  • According to BP’s energy statistical review South Africa accounts for 3.7% of world coal reserves and 4.1% of global production, which makes it the world’s 6th-largest coal producer (behind China, USA, Australia, India, and Indonesia)

Implications:

  • Fears of the ANC government nationalizing mines to benefit from the high profits in the industry have been tempered by the mining minister recently when he rejected a proposal by ANC’s youth organization to start nationalization. However, the existence of a state owned mining company makes the step to nationalize assets easier in case a future governments has a different opinion.
  • The investment climate for developing reserves and obtaining licenses for foreign companies will only become more challenging now that a local state-owned player is competing for the same opportunities. It will be hard for the South African government to prevent corruption and avoid an image of an unlevel playing field.

©2011 | Wilfred Visser | thebusinessofmining.com

The coal boom: burning ambitions

February 1, 2011 Comments off

“The IEA estimates that China, which generates more than 70% of its electricity with coal, will build 600 gigawatts (GW) of coal-fired power capacity in the next quarter-century—as much as is currently generated with coal in America, Japan and the European Union put together. China’s efforts to improve coal supplies include the building of a new east-west passenger railway line, set to open in 2013, which should free existing tracks for coal transport. New high-speed and light railways across the country may alleviate bottlenecks further. But for the foreseeable future the country will depend on ships laden with foreign coal. … America, the world’s second-biggest coal producer after China, has mammoth reserves and a power industry that is turning against coal. Environmental regulations and cheap shale gas will leave miners looking for new markets overseas.”

The Economist's analysis of global coal reserves

Source: The Economist, January 27 2011

Observations:

  • The IEA’s Global Energy Outlook 2010 foresees a stabilization of the global coal fired electricity generation around 2020 at 11TWh, approx. 40% above current level.
  • China’s share of global coal production has increased from 25% in 1995 to 39% in 2008. Still the country recently turned into a net coal importer, especially facing high demand for imported metallurgical coal.

Implications:

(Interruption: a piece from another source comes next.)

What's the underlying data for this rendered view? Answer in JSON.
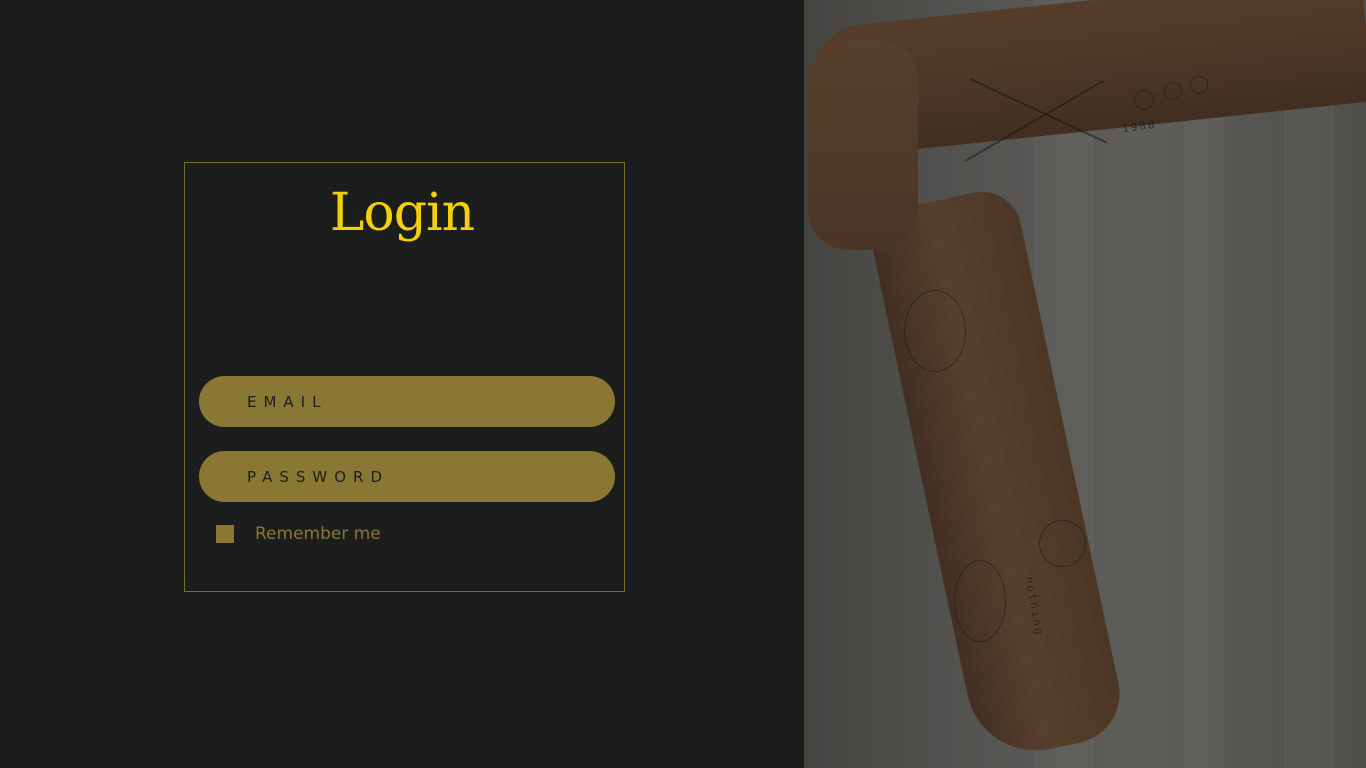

  • China’s coal reserves are definitely not infinite. The 38yrs lifetime calculated by the Economist will be a reason for the Chinese government to eliminate the coal-dependence for electricity generation long before 2050. However, the climate change battle will be fought in the era of growing coal consumption in China.
  • India still has a lot of coal reserves and the government is trying to create alignment in the national coal mining sector to enable increased output. However, imports from Indonesia, South Africa, Australia and potentially the USA will certainly be needed in India to enable a building boom like China has experienced in the past decade.

©2011 | Wilfred Visser | thebusinessofmining.com